_PROVIDED DATA:_
__________________________________________________

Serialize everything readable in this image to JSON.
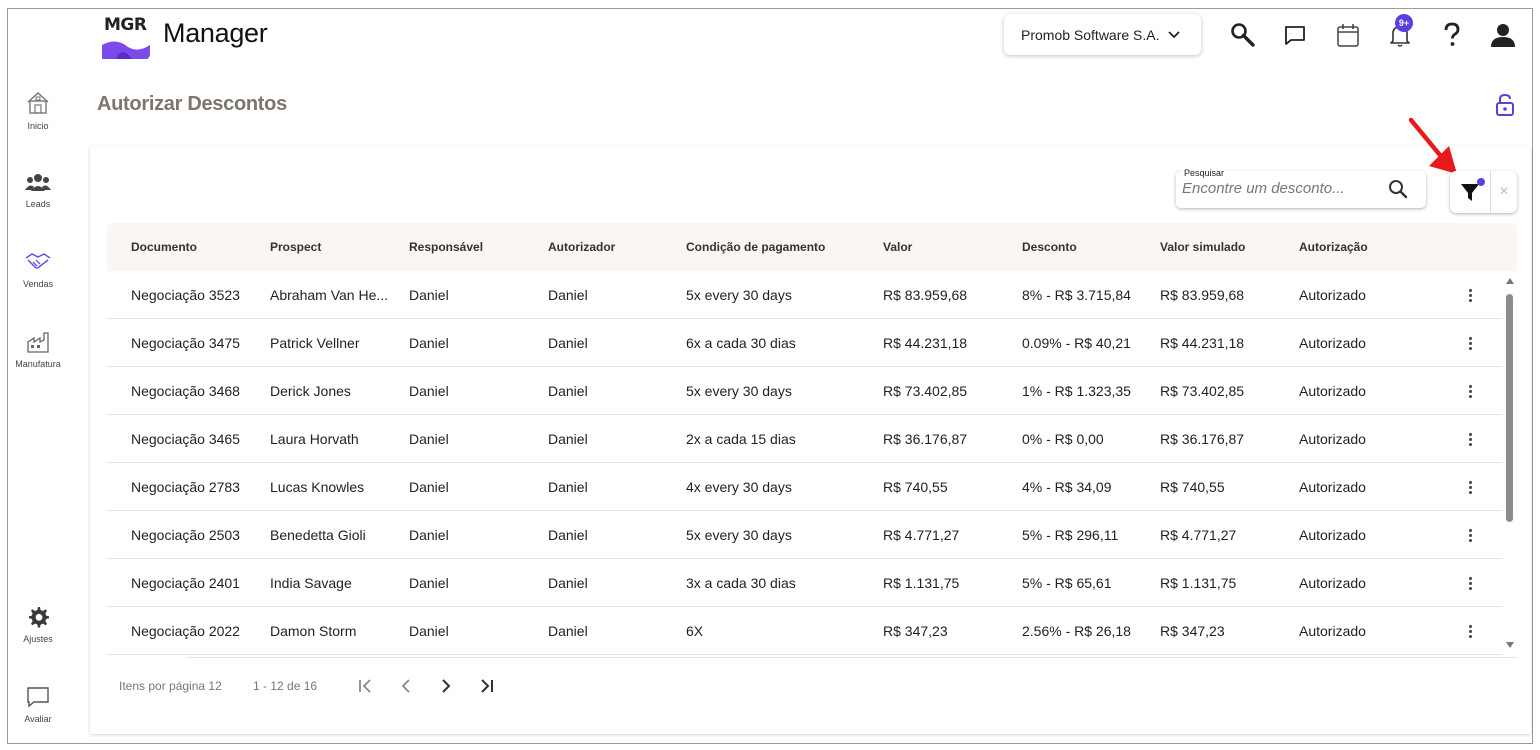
{
  "app": {
    "logo_text": "MGR",
    "title": "Manager",
    "company": "Promob Software S.A.",
    "notification_badge": "9+",
    "brand_color": "#7b4ae8"
  },
  "sidebar": {
    "items": [
      {
        "label": "Inicio",
        "icon": "home-icon"
      },
      {
        "label": "Leads",
        "icon": "people-icon"
      },
      {
        "label": "Vendas",
        "icon": "handshake-icon"
      },
      {
        "label": "Manufatura",
        "icon": "factory-icon"
      },
      {
        "label": "Ajustes",
        "icon": "gear-icon"
      },
      {
        "label": "Avaliar",
        "icon": "chat-icon"
      }
    ]
  },
  "page": {
    "title": "Autorizar Descontos"
  },
  "search": {
    "label": "Pesquisar",
    "placeholder": "Encontre um desconto..."
  },
  "filter": {
    "clear": "×"
  },
  "table": {
    "columns": [
      "Documento",
      "Prospect",
      "Responsável",
      "Autorizador",
      "Condição de pagamento",
      "Valor",
      "Desconto",
      "Valor simulado",
      "Autorização"
    ],
    "rows": [
      [
        "Negociação 3523",
        "Abraham Van He...",
        "Daniel",
        "Daniel",
        "5x every 30 days",
        "R$ 83.959,68",
        "8% - R$ 3.715,84",
        "R$ 83.959,68",
        "Autorizado"
      ],
      [
        "Negociação 3475",
        "Patrick Vellner",
        "Daniel",
        "Daniel",
        "6x a cada 30 dias",
        "R$ 44.231,18",
        "0.09% - R$ 40,21",
        "R$ 44.231,18",
        "Autorizado"
      ],
      [
        "Negociação 3468",
        "Derick Jones",
        "Daniel",
        "Daniel",
        "5x every 30 days",
        "R$ 73.402,85",
        "1% - R$ 1.323,35",
        "R$ 73.402,85",
        "Autorizado"
      ],
      [
        "Negociação 3465",
        "Laura Horvath",
        "Daniel",
        "Daniel",
        "2x a cada 15 dias",
        "R$ 36.176,87",
        "0% - R$ 0,00",
        "R$ 36.176,87",
        "Autorizado"
      ],
      [
        "Negociação 2783",
        "Lucas Knowles",
        "Daniel",
        "Daniel",
        "4x every 30 days",
        "R$ 740,55",
        "4% - R$ 34,09",
        "R$ 740,55",
        "Autorizado"
      ],
      [
        "Negociação 2503",
        "Benedetta Gioli",
        "Daniel",
        "Daniel",
        "5x every 30 days",
        "R$ 4.771,27",
        "5% - R$ 296,11",
        "R$ 4.771,27",
        "Autorizado"
      ],
      [
        "Negociação 2401",
        "India Savage",
        "Daniel",
        "Daniel",
        "3x a cada 30 dias",
        "R$ 1.131,75",
        "5% - R$ 65,61",
        "R$ 1.131,75",
        "Autorizado"
      ],
      [
        "Negociação 2022",
        "Damon Storm",
        "Daniel",
        "Daniel",
        "6X",
        "R$ 347,23",
        "2.56% - R$ 26,18",
        "R$ 347,23",
        "Autorizado"
      ]
    ]
  },
  "pagination": {
    "items_per_page_label": "Itens por página 12",
    "range": "1 - 12 de 16"
  }
}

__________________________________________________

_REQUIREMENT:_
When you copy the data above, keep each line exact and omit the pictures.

_FINISHED EXERCISE:_
Serialize everything readable in this image to JSON.
{
  "app": {
    "logo_text": "MGR",
    "title": "Manager",
    "company": "Promob Software S.A.",
    "notification_badge": "9+",
    "brand_color": "#7b4ae8"
  },
  "sidebar": {
    "items": [
      {
        "label": "Inicio",
        "icon": "home-icon"
      },
      {
        "label": "Leads",
        "icon": "people-icon"
      },
      {
        "label": "Vendas",
        "icon": "handshake-icon"
      },
      {
        "label": "Manufatura",
        "icon": "factory-icon"
      },
      {
        "label": "Ajustes",
        "icon": "gear-icon"
      },
      {
        "label": "Avaliar",
        "icon": "chat-icon"
      }
    ]
  },
  "page": {
    "title": "Autorizar Descontos"
  },
  "search": {
    "label": "Pesquisar",
    "placeholder": "Encontre um desconto..."
  },
  "filter": {
    "clear": "×"
  },
  "table": {
    "columns": [
      "Documento",
      "Prospect",
      "Responsável",
      "Autorizador",
      "Condição de pagamento",
      "Valor",
      "Desconto",
      "Valor simulado",
      "Autorização"
    ],
    "rows": [
      [
        "Negociação 3523",
        "Abraham Van He...",
        "Daniel",
        "Daniel",
        "5x every 30 days",
        "R$ 83.959,68",
        "8% - R$ 3.715,84",
        "R$ 83.959,68",
        "Autorizado"
      ],
      [
        "Negociação 3475",
        "Patrick Vellner",
        "Daniel",
        "Daniel",
        "6x a cada 30 dias",
        "R$ 44.231,18",
        "0.09% - R$ 40,21",
        "R$ 44.231,18",
        "Autorizado"
      ],
      [
        "Negociação 3468",
        "Derick Jones",
        "Daniel",
        "Daniel",
        "5x every 30 days",
        "R$ 73.402,85",
        "1% - R$ 1.323,35",
        "R$ 73.402,85",
        "Autorizado"
      ],
      [
        "Negociação 3465",
        "Laura Horvath",
        "Daniel",
        "Daniel",
        "2x a cada 15 dias",
        "R$ 36.176,87",
        "0% - R$ 0,00",
        "R$ 36.176,87",
        "Autorizado"
      ],
      [
        "Negociação 2783",
        "Lucas Knowles",
        "Daniel",
        "Daniel",
        "4x every 30 days",
        "R$ 740,55",
        "4% - R$ 34,09",
        "R$ 740,55",
        "Autorizado"
      ],
      [
        "Negociação 2503",
        "Benedetta Gioli",
        "Daniel",
        "Daniel",
        "5x every 30 days",
        "R$ 4.771,27",
        "5% - R$ 296,11",
        "R$ 4.771,27",
        "Autorizado"
      ],
      [
        "Negociação 2401",
        "India Savage",
        "Daniel",
        "Daniel",
        "3x a cada 30 dias",
        "R$ 1.131,75",
        "5% - R$ 65,61",
        "R$ 1.131,75",
        "Autorizado"
      ],
      [
        "Negociação 2022",
        "Damon Storm",
        "Daniel",
        "Daniel",
        "6X",
        "R$ 347,23",
        "2.56% - R$ 26,18",
        "R$ 347,23",
        "Autorizado"
      ]
    ]
  },
  "pagination": {
    "items_per_page_label": "Itens por página 12",
    "range": "1 - 12 de 16"
  }
}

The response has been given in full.